Begun in late November, the parliamentary votes are the first since a popular uprising toppled President Hosni Mubarak last February.
The Muslim Brotherhood, banned during Mubarak's rule, won 47 percent of lower-house seats, many more than any other party, and a low turnout on Sunday was blamed by some voters on the feeling that the upper-house vote now mattered little.
After the lower-house election that saw an unprecedented turnout and was hailed as Egypt's most democratic since military officers overthrew King Farouk in 1952, some Egyptians knew nothing of the upper-house vote.
I came to vote today because it is my right and I will be held accountable to God, said Nour Essam, a 28-year-old university teacher. But I am sad to see that no one was there at my polling station.

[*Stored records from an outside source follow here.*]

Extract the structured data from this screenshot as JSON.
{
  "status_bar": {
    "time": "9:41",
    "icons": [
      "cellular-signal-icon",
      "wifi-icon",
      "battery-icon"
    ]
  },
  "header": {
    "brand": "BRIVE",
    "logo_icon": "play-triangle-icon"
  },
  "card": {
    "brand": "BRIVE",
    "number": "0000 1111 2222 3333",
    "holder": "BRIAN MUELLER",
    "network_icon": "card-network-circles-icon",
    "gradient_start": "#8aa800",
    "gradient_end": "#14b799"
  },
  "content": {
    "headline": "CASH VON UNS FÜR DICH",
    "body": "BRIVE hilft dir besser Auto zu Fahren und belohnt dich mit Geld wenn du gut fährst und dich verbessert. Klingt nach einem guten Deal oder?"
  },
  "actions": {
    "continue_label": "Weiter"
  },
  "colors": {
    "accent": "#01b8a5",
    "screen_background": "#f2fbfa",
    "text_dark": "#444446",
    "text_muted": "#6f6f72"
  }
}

It is wrong -- your vote will matter, said a young woman. I will go now and urge all my family members to come and vote.
The powers of the upper house are limited, and it cannot block legislation in the lower house. However, its members must be consulted before lower-house members of parliament pass any bill.
Under an interim constitution, both houses are responsible for picking a 100-member assembly that will write a new constitution to replace the one that helped keep Mubarak in power for three decades.
The Shura council [upper-house] elections are as important as the People's Assembly [lower-house] elections, said Hussein Ibrahim, a member of the Brotherhood's Freedom and Justice Party and head of its parliamentary bloc.
Voting for the upper house will be held over two stages ending in the middle of February.
Ninety of the 270 seats will be decided in the first round of voting on Sunday and Monday, with runoffs on Feb. 7. Another 90 will be determined by voting on Feb. 14 and 15, with runoffs on Feb. 22.
The remaining 90 will be appointed by Egypt's next president, expected to be elected in June according a transition timetable drawn up by the military council to whom Mubarak handed power nearly a year ago.
The elected part of the Shura council will convene without the appointed seats until presidential elections are held and the new president appoints the other 90 members, an official from the body overseeing the election told Reuters.
(Editing by Tom Pfeiffer)